Contract talks between the company that hires drivers for the Vineyard Transit Authority and the union that represents them are set to begin next month after a three-year legal battle over the vote by drivers to join the union.

In April of this year, the 11th Circuit U.S. Court of Appeals in Atlanta upheld a decision by the National Labor Relations Board that certified the election of the Amalgamated Transit Union (ATU) to represent Island bus drivers. The court ordered Transit Connection Inc. to begin negotiations for a collective bargaining agreement with the drivers.

Meanwhile, escalating tension between management and drivers bubbled over this summer following an accident involving a VTA bus that injured two pedestrians.

In a full-page advertisement in today’s Gazette billed as an open letter to the Island community, ATU claims short staffing has led to fatigue among drivers.

“When a bus company puts professional drivers in that position, it creates risks,” the open letter says in part

TCI confirmed this week that it had hired Greg Dash of Dash Associates in Pennsylvania to handle bargaining talks.

“The folks on the Vineyard are going to have to be involved in the negotiations, and it makes it difficult for them in August,” Mr. Dash said. “There will be September dates, I’m just not sure what they are now.”

But ATU international vice president Bruce Hamilton called the lack of progress since April a delaying tactic.

“They’ve delayed for three years,” he said. “I understand August is their busy season, but the guy that runs the place lives down in Florida and their negotiator isn’t driving a bus. I really don’t understand why they can’t meet.”

The vote to join the union dates to 2015. Claims of technical violations led to an appeal and a second vote. When that vote was eventually upheld by the National Labor Relations Board, TCI appealed in federal court which resulted in the April decision against the company.

“They just don’t want the union,” said Richard Townes, an Edgartown resident who has worked for TCI for 21 years and was involved organizing the union. “They have a book of policies. We have to follow those policies, but they don’t. The union will do it in such a way as there’s a contract. Basically what we’re looking for is respect.”

Mr. Hamilton said when the two sides do sit down at the negotiating table, a range of issues will be up for discussion.

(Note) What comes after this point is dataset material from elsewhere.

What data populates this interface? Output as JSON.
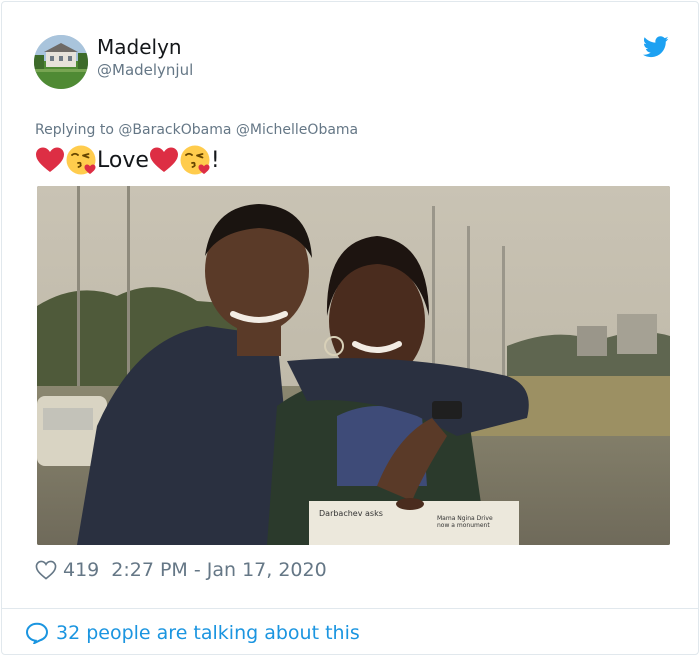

“We’re going to be negotiating wages, benefits,” he said. “One of the big problems that exists here is an apparent unwillingness of TCI to maintain an adequate work force. What that means is the drivers are asked to work many more hours than they really ought to work, and that leads to some safety issues.”

VTA general manager Angela Grant said it is the responsibility of TCI to maintain adequate staffing levels. She called it a difficult task given the seasonal nature of the transit demand.

“Our vehicles travel 1.2 million, 1.3 million miles per year,” Ms. Grant said. “It’s on the driver to make sure they are progressing through in a safe manner.”

There are 35 to 40 full time drivers employed by Transit Connection Inc.; the number more than doubles in the summer to about 70 full time equivalent drivers, according to Ms. Grant.

“It’s a pretty heavy lift every year to get folks here and trained to provide the type of service that we need to provide each summer,” she said.

Mr. Townes said pay for veteran drivers will be a key negotiating point. He said after 14 years with the company, employees are not eligible for any additional pay raises.

Mr. Dash said TCI drivers already earn more than many area transit companies. He said the top rate for Island bus drivers is $23.50 per hour.

He said everything will be on the table when the two sides get together.

“There is no collective bargaining agreement at the moment,” Mr. Dash said. “It doesn’t happen too often in the transit industry. You’re going into a situation where there is nothing defined. We’re always optimistic that we’ll be able to make a deal. It takes a lot of talking and a lot of give and take on both sides. It takes some understanding on both sides. In the end, there’s a deal there somewhere.”